Here are the five observations for the Vancouver game.

1. It was good to see Joe Corvo and Tim Gleason reunited on defense, but the duo still looked out sorts like the entire defense has pretty much all four games. Corvo, in particular, seemed exasperated at times, even slamming his stick against the net after losing Mason Raymond in front on the Canucks’ fourth goal. The post-game audio of Corvo further illustrates his frustration, and I think Hurricanes fans have learned that No. 77 needs confidence to be at his best. Right now, that seems to be lacking.

2. For the second straight game, coach Paul Maurice inserted a player in the lineup and he scored. Thursday it was Sergei Samsonov, and Sunday Patrick O`Sullivan got his first of the year when he slowed his entry into the zone to create a 2 on 1, then ripped a shot past Canucks goalie Cory Schneider. It was an illustration of what O'Sullivan can bring on offense, but the 25-year-old winger also hustled defensively. He was one of the bright spots in the loss.

3. Jeff Skinner wasn't nearly as noticeable playing at center as he had been on the wing, and he only took six faceoffs all night (he was a respectable 3 of 6). One game doesn't mean Skinner is a failure in the middle, but perhaps both he and Jussi Jokinen could be on the wing without compromising strength down the middle? Patrick Dwyer was better than expected — he's usually much better at wing, from where I sit — centering the fourth line, and Zac Dalpe has played well enough to get out of the press box and get a shot on the third line.

4. Speaking of faceoffs, Eric Staal's regression on the draw is becoming a major concern. He won just five of 18 faceoffs Sunday (28 percent), and on the season his even-strength draws are terrible — 18 wins to 53 losses (25.4 percent). He has actually has won more power play (7 of 13) and shorthanded (3 of 5) faceoffs than he's lost, so you have to wonder if his focus is heightened during those special teams faceoffs.
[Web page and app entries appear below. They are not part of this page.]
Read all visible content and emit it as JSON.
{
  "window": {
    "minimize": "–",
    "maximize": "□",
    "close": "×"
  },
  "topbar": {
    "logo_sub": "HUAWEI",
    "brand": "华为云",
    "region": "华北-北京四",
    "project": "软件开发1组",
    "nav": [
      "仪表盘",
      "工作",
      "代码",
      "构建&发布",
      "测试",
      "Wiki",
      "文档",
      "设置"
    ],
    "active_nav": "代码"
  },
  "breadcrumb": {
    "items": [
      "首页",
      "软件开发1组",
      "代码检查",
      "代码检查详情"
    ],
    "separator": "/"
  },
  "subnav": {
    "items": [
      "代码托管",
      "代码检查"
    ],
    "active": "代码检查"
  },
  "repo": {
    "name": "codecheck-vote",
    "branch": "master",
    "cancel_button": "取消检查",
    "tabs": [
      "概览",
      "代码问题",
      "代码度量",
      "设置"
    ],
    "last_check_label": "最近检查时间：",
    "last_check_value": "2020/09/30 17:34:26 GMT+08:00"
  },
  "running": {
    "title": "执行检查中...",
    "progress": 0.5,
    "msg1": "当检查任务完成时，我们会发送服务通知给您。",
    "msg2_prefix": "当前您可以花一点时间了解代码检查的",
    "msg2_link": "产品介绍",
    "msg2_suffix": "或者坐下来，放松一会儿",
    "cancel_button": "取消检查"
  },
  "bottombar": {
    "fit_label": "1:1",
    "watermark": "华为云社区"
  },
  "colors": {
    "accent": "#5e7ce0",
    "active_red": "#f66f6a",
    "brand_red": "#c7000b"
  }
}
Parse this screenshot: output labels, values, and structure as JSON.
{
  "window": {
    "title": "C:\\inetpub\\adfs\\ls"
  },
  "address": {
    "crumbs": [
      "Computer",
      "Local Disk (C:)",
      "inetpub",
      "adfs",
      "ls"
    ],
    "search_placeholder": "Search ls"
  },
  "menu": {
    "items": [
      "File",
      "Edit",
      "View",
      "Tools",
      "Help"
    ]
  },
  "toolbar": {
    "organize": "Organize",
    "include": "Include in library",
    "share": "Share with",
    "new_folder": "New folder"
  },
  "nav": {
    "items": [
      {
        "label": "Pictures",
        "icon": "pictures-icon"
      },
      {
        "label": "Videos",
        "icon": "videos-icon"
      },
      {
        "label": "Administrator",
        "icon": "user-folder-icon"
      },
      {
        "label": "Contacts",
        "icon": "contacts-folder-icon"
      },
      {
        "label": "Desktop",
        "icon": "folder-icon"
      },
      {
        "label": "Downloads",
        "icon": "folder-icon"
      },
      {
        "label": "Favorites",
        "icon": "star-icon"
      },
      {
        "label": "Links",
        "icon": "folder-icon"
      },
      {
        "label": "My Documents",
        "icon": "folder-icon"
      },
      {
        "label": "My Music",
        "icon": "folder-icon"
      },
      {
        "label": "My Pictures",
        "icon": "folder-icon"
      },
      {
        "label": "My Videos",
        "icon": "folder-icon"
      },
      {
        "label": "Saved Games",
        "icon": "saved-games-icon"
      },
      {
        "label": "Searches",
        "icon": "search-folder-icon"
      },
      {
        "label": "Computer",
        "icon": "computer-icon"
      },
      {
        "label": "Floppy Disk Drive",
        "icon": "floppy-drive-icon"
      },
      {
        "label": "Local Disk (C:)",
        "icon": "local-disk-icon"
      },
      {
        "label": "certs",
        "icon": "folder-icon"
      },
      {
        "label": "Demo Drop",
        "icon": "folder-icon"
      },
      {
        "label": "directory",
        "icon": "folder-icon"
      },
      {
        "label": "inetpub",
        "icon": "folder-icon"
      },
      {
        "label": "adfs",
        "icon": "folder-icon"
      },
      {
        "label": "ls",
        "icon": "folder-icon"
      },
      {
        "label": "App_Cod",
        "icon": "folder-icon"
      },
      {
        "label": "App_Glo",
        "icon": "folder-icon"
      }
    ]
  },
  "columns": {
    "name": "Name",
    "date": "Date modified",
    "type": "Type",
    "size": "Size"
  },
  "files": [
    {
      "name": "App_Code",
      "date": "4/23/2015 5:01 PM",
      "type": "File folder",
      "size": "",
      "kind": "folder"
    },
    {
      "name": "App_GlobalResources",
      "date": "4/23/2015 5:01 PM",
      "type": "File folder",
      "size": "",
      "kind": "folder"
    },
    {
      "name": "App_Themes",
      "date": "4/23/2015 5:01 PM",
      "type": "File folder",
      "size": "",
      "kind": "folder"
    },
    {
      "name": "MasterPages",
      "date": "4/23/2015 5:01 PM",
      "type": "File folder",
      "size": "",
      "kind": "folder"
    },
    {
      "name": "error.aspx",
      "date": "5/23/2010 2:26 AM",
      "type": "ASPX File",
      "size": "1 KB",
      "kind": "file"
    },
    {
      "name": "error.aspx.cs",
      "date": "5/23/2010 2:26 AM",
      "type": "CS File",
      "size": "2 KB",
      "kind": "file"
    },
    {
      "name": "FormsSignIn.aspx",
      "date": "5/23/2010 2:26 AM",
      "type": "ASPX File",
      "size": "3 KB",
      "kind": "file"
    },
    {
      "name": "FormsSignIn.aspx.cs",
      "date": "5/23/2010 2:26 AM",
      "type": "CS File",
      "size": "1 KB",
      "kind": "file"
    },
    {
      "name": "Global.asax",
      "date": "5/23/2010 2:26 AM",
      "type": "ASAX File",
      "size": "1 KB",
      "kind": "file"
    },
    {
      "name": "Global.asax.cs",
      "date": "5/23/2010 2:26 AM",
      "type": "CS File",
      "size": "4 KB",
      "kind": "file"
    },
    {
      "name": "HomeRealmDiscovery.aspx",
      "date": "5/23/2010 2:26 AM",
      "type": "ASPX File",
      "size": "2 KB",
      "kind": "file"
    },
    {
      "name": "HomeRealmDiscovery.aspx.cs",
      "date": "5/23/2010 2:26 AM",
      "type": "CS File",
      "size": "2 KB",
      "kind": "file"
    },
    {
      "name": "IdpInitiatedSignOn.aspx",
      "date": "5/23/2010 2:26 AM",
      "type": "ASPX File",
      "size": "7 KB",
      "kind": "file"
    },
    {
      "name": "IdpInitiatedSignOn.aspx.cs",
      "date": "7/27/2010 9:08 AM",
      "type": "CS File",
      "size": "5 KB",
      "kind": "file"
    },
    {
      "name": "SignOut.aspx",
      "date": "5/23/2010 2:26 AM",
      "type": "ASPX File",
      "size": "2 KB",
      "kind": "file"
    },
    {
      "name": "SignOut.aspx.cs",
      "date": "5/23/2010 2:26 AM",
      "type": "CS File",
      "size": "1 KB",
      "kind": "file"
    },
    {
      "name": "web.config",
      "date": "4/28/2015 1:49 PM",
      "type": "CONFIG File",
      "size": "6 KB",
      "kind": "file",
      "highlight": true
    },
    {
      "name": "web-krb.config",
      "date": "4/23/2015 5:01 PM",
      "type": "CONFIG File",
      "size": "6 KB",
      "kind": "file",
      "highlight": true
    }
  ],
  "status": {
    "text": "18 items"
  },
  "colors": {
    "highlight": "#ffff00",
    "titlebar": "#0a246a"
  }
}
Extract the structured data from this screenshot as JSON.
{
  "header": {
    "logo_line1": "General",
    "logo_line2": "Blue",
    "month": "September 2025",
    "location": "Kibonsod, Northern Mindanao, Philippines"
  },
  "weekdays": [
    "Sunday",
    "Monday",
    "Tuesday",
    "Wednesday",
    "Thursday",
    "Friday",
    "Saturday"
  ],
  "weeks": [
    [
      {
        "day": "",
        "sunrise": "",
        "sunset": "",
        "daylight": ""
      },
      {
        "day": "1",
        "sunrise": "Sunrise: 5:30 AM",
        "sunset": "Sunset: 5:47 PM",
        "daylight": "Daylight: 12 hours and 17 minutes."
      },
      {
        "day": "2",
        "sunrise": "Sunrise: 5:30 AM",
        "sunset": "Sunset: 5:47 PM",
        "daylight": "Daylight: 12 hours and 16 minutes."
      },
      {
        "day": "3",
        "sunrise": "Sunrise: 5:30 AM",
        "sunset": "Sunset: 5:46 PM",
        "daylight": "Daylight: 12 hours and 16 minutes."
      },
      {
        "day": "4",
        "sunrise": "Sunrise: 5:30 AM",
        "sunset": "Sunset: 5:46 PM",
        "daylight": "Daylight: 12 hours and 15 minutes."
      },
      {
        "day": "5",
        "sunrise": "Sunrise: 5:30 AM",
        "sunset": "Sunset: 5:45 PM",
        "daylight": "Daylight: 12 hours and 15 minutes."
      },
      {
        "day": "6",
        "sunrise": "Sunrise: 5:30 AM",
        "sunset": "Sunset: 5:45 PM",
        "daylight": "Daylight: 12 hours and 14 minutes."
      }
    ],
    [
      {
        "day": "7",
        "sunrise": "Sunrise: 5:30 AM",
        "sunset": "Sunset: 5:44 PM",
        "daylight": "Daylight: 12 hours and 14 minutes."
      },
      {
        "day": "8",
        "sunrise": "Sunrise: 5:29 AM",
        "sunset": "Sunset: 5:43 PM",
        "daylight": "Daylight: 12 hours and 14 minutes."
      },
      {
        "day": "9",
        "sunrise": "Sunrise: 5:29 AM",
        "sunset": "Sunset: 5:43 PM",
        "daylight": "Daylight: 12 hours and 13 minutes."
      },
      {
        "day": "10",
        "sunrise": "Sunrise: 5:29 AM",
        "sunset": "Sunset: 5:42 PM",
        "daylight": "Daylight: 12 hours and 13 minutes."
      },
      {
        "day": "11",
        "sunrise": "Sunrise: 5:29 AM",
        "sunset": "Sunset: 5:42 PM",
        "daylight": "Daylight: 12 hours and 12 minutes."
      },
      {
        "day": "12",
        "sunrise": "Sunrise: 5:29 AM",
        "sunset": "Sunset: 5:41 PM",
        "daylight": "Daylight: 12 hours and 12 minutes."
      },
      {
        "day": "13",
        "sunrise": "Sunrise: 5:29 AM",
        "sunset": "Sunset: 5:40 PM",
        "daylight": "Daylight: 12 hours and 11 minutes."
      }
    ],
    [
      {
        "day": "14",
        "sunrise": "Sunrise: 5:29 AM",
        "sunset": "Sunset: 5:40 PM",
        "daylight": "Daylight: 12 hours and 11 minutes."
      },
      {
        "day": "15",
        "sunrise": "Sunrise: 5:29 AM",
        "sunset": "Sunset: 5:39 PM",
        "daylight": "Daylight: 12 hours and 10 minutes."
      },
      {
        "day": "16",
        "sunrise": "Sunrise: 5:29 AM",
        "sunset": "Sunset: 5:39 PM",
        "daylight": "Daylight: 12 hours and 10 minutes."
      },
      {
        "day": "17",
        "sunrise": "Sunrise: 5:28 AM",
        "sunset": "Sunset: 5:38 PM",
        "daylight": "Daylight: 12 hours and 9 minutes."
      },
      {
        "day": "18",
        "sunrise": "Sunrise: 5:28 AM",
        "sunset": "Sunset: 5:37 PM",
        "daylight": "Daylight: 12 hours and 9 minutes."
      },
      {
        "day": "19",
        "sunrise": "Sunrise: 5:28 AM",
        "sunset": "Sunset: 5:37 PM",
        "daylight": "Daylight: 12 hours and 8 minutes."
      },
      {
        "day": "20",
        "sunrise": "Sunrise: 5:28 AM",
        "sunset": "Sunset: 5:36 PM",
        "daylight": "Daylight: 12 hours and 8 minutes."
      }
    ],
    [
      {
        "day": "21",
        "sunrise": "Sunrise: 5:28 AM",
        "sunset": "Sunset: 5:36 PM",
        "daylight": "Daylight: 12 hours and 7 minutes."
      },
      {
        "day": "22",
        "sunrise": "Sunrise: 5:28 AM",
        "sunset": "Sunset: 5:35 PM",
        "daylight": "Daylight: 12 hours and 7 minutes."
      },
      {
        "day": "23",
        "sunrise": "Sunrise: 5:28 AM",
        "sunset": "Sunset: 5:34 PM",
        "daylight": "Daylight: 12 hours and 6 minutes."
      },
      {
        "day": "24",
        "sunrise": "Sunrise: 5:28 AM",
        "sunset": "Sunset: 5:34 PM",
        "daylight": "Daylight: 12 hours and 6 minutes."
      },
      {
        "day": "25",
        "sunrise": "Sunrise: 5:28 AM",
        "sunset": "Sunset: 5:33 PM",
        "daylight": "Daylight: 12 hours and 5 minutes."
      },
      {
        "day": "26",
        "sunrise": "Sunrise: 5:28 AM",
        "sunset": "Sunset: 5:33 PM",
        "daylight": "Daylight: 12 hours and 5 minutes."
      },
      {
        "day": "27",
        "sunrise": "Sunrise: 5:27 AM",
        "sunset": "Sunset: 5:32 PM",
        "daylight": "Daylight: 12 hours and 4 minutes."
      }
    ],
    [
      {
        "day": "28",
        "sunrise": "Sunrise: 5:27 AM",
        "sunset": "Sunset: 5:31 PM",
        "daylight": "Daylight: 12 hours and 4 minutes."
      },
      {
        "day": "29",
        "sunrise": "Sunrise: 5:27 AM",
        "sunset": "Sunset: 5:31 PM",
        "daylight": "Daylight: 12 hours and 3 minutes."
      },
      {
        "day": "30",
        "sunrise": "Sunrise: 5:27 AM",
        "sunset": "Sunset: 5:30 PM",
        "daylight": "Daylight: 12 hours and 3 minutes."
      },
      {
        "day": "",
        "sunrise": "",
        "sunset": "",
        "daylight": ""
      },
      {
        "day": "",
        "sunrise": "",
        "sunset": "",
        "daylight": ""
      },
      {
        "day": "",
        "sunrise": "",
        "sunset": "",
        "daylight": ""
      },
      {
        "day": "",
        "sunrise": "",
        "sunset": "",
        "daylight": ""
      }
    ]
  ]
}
If so, that same focus needs to be there on every draw.

5. For those fans on the ledge: yes, the last two games have shown some major chinks in Carolina's armor, but the team is still .500. Even if they flop their way through the rest of this brutal trip — which is rough in both travel and opponents — they will hit a stretch where things will be easier on them. They have proven they can play with — and beat — the lower rung teams like Minnesota, and road losses to Vancouver (a Cup contender) and Ottawa (a playoff team that, despite outplaying Carolina, could've fallen to the Canes) aren't a badge of shame, especially coming off a European roadie. An early November stretch of games against the Islanders, Panthers (twice) and Edmonton should be a good gauge on what fans can expect this season.